Andrea here, musing today about making things by hand, and the tactile and visual pleasures of connecting with three dimensions in this digital age. It seems that more and more institutions of learning, from school classrooms to museums of every discipline, are recognizing the importance of object-based learning. Engaging with an actual “concrete” (okay, not literally) entity brings a subject—be it history, art, technology, the natural sciences—magically alive in ways that transcends a computer screen image or photographic reproduction.
I recently had a wonderful first-hand experience in watching this happen. In September, I teamed up to do a special project with a professor who teaches undergraduates at my alma mater how to print on an old-fashioned printing press. It involved creating a keepsake for an alumni gathering, and as it was my bright idea to print it by hand with real type and quality paper—even though 700 copies were needed—the two of us had a LOT time to chat in the press room as we cranked out the pieces one by one. (I fell in love with letterpress printing as a freshman, and did a lot of it, so it was great fun for me to get ink on my hands again after so many years.)

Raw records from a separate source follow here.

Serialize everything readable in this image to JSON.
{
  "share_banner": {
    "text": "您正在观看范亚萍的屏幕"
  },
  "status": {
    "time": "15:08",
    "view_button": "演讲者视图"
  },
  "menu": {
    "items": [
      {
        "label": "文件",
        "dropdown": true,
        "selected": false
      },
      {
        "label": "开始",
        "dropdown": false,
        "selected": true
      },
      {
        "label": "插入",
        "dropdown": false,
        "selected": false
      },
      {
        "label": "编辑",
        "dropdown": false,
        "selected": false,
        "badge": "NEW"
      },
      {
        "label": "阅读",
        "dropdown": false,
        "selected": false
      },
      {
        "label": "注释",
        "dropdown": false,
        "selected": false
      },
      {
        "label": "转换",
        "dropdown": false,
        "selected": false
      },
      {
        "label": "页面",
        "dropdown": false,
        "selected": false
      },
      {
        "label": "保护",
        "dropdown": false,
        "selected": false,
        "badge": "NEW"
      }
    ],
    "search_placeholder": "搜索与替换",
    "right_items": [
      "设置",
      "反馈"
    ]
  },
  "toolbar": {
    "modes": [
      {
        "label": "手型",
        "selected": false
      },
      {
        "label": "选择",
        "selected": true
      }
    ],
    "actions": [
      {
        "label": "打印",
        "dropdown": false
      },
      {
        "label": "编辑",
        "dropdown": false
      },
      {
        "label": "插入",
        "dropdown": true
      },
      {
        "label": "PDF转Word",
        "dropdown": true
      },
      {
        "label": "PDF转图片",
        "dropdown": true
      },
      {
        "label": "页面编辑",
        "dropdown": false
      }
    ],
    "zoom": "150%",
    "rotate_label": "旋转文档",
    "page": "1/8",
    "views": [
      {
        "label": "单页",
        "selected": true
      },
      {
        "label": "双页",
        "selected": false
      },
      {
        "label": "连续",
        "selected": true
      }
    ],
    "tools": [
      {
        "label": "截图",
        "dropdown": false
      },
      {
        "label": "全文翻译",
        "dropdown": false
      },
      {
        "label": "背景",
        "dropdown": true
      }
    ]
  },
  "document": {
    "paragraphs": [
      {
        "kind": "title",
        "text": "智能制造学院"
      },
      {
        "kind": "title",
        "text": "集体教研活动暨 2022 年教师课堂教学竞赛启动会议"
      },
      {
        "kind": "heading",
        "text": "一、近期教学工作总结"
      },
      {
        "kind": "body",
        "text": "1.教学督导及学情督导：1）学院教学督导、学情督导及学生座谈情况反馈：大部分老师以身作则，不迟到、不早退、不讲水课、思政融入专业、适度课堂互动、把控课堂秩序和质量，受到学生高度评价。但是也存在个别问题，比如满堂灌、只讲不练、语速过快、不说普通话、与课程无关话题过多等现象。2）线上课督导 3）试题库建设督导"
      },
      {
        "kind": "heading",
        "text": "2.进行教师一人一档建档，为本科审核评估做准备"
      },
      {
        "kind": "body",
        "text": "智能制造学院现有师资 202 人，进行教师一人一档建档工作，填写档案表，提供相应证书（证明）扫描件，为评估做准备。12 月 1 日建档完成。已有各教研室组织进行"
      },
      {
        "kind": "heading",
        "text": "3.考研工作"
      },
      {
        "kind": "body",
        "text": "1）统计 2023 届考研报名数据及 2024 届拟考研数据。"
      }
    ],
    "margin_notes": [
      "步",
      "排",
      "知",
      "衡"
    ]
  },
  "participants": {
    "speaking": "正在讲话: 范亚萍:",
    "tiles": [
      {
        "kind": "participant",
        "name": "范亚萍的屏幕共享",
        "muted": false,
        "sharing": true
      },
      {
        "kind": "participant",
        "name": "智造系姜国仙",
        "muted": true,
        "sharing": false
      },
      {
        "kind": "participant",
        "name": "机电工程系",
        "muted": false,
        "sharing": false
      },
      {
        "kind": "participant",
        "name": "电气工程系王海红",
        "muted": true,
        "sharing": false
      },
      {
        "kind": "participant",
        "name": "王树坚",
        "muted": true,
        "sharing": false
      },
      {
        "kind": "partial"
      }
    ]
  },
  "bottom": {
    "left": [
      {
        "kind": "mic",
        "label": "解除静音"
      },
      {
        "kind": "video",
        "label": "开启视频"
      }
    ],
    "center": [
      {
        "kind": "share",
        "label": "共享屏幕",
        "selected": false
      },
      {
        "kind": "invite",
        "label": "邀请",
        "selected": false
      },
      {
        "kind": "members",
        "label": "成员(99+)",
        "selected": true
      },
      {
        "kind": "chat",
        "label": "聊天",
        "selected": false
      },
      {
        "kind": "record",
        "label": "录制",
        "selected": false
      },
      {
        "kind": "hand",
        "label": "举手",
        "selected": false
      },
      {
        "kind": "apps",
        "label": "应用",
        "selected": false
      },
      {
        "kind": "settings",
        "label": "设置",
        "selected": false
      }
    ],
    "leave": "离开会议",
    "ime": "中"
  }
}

In particular, Richard and I talked about our love of handmade books and ephemera, and how the meticulous craft of hand-setting type, adjusting the pressure of the paper to get just the right impression, keeping track of the ink on the rollers teaches you so many good things—patience, having an eye for detail, and an appreciation of all the little differences in texture and nuance. You really do begin to see things differently when you really pay attention to those things.
He also teaches a freshman seminar on the art of the printed word. The students spend half their time visiting various rare book collections, and half their time learning to handset type and print a personal project. Now, as I also serve as a freshman advisor, I’m always really interested in what the students are doing and thinking, so I was delighted when Richard asked me if I wanted to come along with the class on one of their rare book collection visits.
The curators have fun doing this because they know it’s meant to be a “hands-on” experience. So, when our class (there are 15 students) trooped into the study room, there were a number of treasures lying there on the tables. Each book's history and significance was explained, and then handed around, with the students encouraged to feel the different textures of the paper—and vellum! They were also allowed to thumb through the pages and take note of the illustrations, the different colors, and how they would have to be registered on a press.
I got such a kick out of watching their faces, and the look of excitement as they pointed out to each other certain basics of book design and printing that they had discussed in class. To actually hold and touch incunabula (the term for books printed before 1500) and look closely at the subtle differences in shades of black ink had them mesmerized. I saw Richard light up as one of the students came over to him and began to discuss the serifs on several of the different typefaces. It makes me so pleased to think that these students will always look at a book differently—however unconsciously—from now on, appreciating all nuances, like the type styles, the proportions of the margins, the quality of the paper.
Some of the illustrations we saw were a Durer wood engraving (above right) for a German text, and a mezzotint of Napoleon, (left) considered to be one of the finest examples of the artform ever made, in a French legal book on the Code Napoleon . . . Really amazing stuff. It’s just the sort of experience you can’t get in digital media.
Richard also told me how fascinated the students are by the process of hand-setting type. (You have to really pay attention, as the type cases aren’t arranged alphabetically, but by how frequently a letter is used. There’s a standard layout in this country that we call the California job case. I used to have it memorized so I could set type pretty quickly, but I’m way out of practice. )
They also have to create their own illustrations by cutting a design on a linoleum block,(called a lino cut), which is designed to be type high, so it can be printed. They’re a little intimidated by that, so I’m going up again next week and show them some examples of my student work, as well as some of the really cool books that my artist mother created using lino cuts. (right)
I’m having a ball working with the class, and it’s reminded me how much I like making things with my hands. (Yes, I type on a keyboard all day . . . but that’s different in the ways I just explained.) What about you? Do you like the idea of object-based learning? Do have special things that you love to make by hand?